(Input for this task begins)

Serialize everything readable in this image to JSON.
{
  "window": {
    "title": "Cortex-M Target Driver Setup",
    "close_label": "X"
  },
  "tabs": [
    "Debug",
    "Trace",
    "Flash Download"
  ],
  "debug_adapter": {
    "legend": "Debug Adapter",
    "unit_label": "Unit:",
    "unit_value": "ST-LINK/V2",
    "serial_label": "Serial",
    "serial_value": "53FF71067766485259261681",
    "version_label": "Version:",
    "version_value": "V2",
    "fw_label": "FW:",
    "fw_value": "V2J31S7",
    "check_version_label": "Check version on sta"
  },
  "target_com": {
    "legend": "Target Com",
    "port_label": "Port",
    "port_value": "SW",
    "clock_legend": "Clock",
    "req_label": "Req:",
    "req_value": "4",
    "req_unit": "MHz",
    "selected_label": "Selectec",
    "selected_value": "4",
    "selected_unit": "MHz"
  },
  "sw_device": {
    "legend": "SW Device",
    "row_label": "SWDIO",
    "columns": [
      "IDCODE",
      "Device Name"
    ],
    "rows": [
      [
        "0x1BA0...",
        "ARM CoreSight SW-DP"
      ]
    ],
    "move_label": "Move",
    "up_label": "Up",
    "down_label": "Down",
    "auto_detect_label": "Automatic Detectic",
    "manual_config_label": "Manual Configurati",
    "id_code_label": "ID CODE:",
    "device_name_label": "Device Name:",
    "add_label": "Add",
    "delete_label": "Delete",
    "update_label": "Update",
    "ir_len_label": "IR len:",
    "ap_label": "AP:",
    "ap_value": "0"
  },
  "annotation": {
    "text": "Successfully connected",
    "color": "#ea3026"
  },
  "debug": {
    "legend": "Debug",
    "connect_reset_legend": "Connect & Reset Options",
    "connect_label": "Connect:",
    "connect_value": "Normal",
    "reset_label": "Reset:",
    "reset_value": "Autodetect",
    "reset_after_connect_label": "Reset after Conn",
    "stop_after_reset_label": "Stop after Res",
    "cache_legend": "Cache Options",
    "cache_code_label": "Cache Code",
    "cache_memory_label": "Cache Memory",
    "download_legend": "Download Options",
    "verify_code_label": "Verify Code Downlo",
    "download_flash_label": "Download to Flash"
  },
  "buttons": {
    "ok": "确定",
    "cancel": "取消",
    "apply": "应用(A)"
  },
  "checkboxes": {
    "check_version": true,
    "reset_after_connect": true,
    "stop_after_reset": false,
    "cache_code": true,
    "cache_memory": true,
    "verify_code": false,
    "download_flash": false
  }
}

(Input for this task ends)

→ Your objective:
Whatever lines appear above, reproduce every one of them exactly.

→ Result of the exercise:
Serialize everything readable in this image to JSON.
{
  "window": {
    "title": "Cortex-M Target Driver Setup",
    "close_label": "X"
  },
  "tabs": [
    "Debug",
    "Trace",
    "Flash Download"
  ],
  "debug_adapter": {
    "legend": "Debug Adapter",
    "unit_label": "Unit:",
    "unit_value": "ST-LINK/V2",
    "serial_label": "Serial",
    "serial_value": "53FF71067766485259261681",
    "version_label": "Version:",
    "version_value": "V2",
    "fw_label": "FW:",
    "fw_value": "V2J31S7",
    "check_version_label": "Check version on sta"
  },
  "target_com": {
    "legend": "Target Com",
    "port_label": "Port",
    "port_value": "SW",
    "clock_legend": "Clock",
    "req_label": "Req:",
    "req_value": "4",
    "req_unit": "MHz",
    "selected_label": "Selectec",
    "selected_value": "4",
    "selected_unit": "MHz"
  },
  "sw_device": {
    "legend": "SW Device",
    "row_label": "SWDIO",
    "columns": [
      "IDCODE",
      "Device Name"
    ],
    "rows": [
      [
        "0x1BA0...",
        "ARM CoreSight SW-DP"
      ]
    ],
    "move_label": "Move",
    "up_label": "Up",
    "down_label": "Down",
    "auto_detect_label": "Automatic Detectic",
    "manual_config_label": "Manual Configurati",
    "id_code_label": "ID CODE:",
    "device_name_label": "Device Name:",
    "add_label": "Add",
    "delete_label": "Delete",
    "update_label": "Update",
    "ir_len_label": "IR len:",
    "ap_label": "AP:",
    "ap_value": "0"
  },
  "annotation": {
    "text": "Successfully connected",
    "color": "#ea3026"
  },
  "debug": {
    "legend": "Debug",
    "connect_reset_legend": "Connect & Reset Options",
    "connect_label": "Connect:",
    "connect_value": "Normal",
    "reset_label": "Reset:",
    "reset_value": "Autodetect",
    "reset_after_connect_label": "Reset after Conn",
    "stop_after_reset_label": "Stop after Res",
    "cache_legend": "Cache Options",
    "cache_code_label": "Cache Code",
    "cache_memory_label": "Cache Memory",
    "download_legend": "Download Options",
    "verify_code_label": "Verify Code Downlo",
    "download_flash_label": "Download to Flash"
  },
  "buttons": {
    "ok": "确定",
    "cancel": "取消",
    "apply": "应用(A)"
  },
  "checkboxes": {
    "check_version": true,
    "reset_after_connect": true,
    "stop_after_reset": false,
    "cache_code": true,
    "cache_memory": true,
    "verify_code": false,
    "download_flash": false
  }
}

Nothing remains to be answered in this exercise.